Lyndon Township, like many townships in Western Washtenaw County, is significantly underserved in regard to broadband. This is because population densities are too low to support the return on investment required by corporate providers. This can come as a surprise to residents from nearby areas that are well served by broadband, and who take their speedy, reliable internet access for granted. “Our friends from Ann Arbor find it unbelievable that at our house it takes many hours – overnight, actually – to simply update our Windows operating system. Sometimes, longer than that, when we lose our internet connection along the way.” said Lyndon resident Jo Ann Munce. “People we know here in Lyndon have caps on the amount of data they’re able to use, so they’re not even able to perform a software update without paying for additional data. Then, if they want to do anything else on the internet that month, they have to buy even MORE data. It can get really expensive very quickly,” Munce continued.
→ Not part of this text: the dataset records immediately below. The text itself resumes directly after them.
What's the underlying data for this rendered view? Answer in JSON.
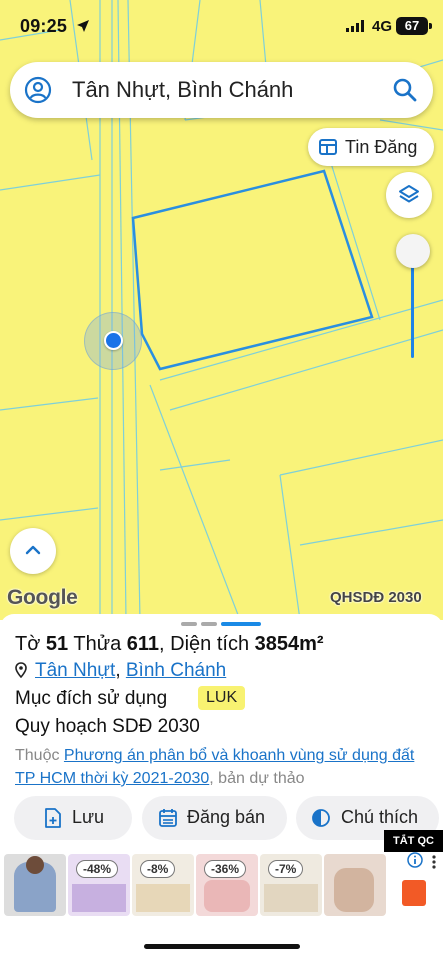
{
  "status_bar": {
    "time": "09:25",
    "network": "4G",
    "battery": "67"
  },
  "search": {
    "query": "Tân Nhựt, Bình Chánh"
  },
  "map": {
    "tin_dang_label": "Tin Đăng",
    "google_logo": "Google",
    "layer_label": "QHSDĐ 2030",
    "background_color": "#f9f37a",
    "parcel_outline_color": "#2a8fe0"
  },
  "parcel": {
    "to_label": "Tờ",
    "to_value": "51",
    "thua_label": "Thửa",
    "thua_value": "611",
    "area_label": ", Diện tích",
    "area_value": "3854m²",
    "ward_link": "Tân Nhựt",
    "separator": ",",
    "district_link": "Bình Chánh",
    "purpose_label": "Mục đích sử dụng",
    "purpose_code": "LUK",
    "plan_label": "Quy hoạch SDĐ 2030",
    "belongs_prefix": "Thuộc",
    "plan_link": "Phương án phân bổ và khoanh vùng sử dụng đất TP HCM thời kỳ 2021-2030",
    "belongs_suffix": ", bản dự thảo"
  },
  "actions": {
    "save_label": "Lưu",
    "post_label": "Đăng bán",
    "legend_label": "Chú thích"
  },
  "ads": {
    "close_label": "TẮT QC",
    "discounts": [
      "-48%",
      "-8%",
      "-36%",
      "-7%"
    ]
  }
}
Broadband is increasingly important for full participation in 21st century society. Maribeth Hammer, a Lyndon Township resident, described the situation: “We live in Washtenaw County, within twenty miles of the University of Michigan, seven miles from downtown Chelsea and cannot get a high-speed internet connection. My husband has to drive to the Chelsea District Library to complete many of his work requirements, as well as my children with their college and job-hunting connection needs.”
Lyndon residents who would like to know more about this project are encouraged to attend informational meetings scheduled for Wednesday, June 21 and Thursday, July 20. These meetings will be held at the Lyndon Township Hall, 17751 N. Territorial, at 7:00 p.m. both evenings. You can also find a FAQ here
FCC released a new map that demonstrates the broadband issues in Washtenaw County. You’ll notice that in the demographics picture they mention that in rural Washtenaw County 29.98% of the population have no fixed broadband. For more information click here
The Michigan Broadband Cooperative is pleased to share info about bi-partisan House Bill 4162 to improve broadband access in unserved parts of Michigan. This bill would provide an important tool for townships who are partially served by broadband, but have areas that are too rural to get coverage from traditional service providers. Use of special assessment districts would allow infrastructure builds in these areas to be funded by the residents who would specifically benefit from the network, which could then be operated through public-private partnerships. To read more click here